**Exercise instructions**
Go through the listing below and count the lines with "STAVANGER" in them. Only the count is needed.

**Source data**
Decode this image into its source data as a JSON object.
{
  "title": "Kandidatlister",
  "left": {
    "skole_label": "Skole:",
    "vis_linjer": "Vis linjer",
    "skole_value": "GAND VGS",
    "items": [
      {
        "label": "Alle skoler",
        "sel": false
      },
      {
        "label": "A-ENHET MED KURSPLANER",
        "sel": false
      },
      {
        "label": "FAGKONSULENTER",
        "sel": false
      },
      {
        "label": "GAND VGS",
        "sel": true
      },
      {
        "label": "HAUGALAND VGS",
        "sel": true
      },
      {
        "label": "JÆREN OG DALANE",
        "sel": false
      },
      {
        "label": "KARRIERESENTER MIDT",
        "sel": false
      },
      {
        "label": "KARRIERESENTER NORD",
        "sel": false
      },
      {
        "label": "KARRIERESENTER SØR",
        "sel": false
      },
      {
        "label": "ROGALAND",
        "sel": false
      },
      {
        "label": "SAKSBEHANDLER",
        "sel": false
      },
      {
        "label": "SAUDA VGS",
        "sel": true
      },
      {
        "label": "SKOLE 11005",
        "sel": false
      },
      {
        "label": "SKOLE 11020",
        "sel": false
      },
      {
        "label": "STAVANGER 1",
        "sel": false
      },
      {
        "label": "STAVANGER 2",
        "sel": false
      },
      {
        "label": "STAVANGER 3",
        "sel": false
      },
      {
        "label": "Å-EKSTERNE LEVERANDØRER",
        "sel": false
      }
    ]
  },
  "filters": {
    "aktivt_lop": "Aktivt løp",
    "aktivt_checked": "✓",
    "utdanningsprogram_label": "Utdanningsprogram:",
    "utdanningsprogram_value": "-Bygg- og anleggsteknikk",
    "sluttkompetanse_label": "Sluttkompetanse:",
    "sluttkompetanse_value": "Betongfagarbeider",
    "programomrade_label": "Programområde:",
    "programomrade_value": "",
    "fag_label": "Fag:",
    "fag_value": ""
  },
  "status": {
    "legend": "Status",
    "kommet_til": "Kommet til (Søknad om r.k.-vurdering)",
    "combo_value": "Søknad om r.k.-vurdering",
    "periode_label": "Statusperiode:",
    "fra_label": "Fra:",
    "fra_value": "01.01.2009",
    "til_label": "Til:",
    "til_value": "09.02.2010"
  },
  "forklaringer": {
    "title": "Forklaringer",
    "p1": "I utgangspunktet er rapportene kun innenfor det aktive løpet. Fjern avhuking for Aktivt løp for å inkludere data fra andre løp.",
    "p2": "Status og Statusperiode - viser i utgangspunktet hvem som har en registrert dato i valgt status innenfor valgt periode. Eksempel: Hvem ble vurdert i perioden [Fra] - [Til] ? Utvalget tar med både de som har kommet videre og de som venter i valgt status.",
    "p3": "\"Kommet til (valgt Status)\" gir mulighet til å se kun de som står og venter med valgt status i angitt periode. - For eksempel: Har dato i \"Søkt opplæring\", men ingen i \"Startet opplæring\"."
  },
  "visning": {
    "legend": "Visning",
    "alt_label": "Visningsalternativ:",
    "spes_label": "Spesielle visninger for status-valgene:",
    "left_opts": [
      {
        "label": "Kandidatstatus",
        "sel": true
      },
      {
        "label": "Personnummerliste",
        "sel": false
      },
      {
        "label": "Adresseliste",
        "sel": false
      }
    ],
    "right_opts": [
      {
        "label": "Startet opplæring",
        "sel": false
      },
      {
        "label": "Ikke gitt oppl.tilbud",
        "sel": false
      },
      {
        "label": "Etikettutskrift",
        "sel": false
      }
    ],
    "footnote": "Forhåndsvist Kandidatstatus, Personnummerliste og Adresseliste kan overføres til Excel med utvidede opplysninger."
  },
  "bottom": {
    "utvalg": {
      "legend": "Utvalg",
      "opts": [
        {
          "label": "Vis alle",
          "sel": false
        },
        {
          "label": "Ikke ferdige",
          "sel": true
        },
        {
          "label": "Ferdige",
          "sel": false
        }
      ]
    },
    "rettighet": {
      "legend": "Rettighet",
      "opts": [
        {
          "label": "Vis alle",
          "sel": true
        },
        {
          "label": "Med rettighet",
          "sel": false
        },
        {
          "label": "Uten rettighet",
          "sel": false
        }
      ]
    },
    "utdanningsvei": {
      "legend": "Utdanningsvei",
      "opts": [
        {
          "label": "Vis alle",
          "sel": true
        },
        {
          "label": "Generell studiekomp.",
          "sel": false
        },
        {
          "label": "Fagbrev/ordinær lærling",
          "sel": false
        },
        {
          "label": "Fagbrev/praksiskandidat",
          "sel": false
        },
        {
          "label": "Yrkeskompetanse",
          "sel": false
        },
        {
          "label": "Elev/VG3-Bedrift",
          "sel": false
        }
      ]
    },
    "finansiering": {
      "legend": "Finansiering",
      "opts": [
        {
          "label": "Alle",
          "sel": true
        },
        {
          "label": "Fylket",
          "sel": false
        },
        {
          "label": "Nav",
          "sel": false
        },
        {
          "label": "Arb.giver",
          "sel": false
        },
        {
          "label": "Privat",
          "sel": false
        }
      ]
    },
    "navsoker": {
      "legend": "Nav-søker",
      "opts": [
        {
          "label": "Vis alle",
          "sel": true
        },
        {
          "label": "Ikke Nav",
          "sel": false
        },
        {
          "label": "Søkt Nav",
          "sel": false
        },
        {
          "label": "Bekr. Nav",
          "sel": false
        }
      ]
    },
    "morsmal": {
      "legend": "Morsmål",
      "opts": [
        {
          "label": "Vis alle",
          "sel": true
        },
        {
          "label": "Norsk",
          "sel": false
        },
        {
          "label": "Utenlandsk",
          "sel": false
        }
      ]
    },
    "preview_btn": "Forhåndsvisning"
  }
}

**Exercise answer**
3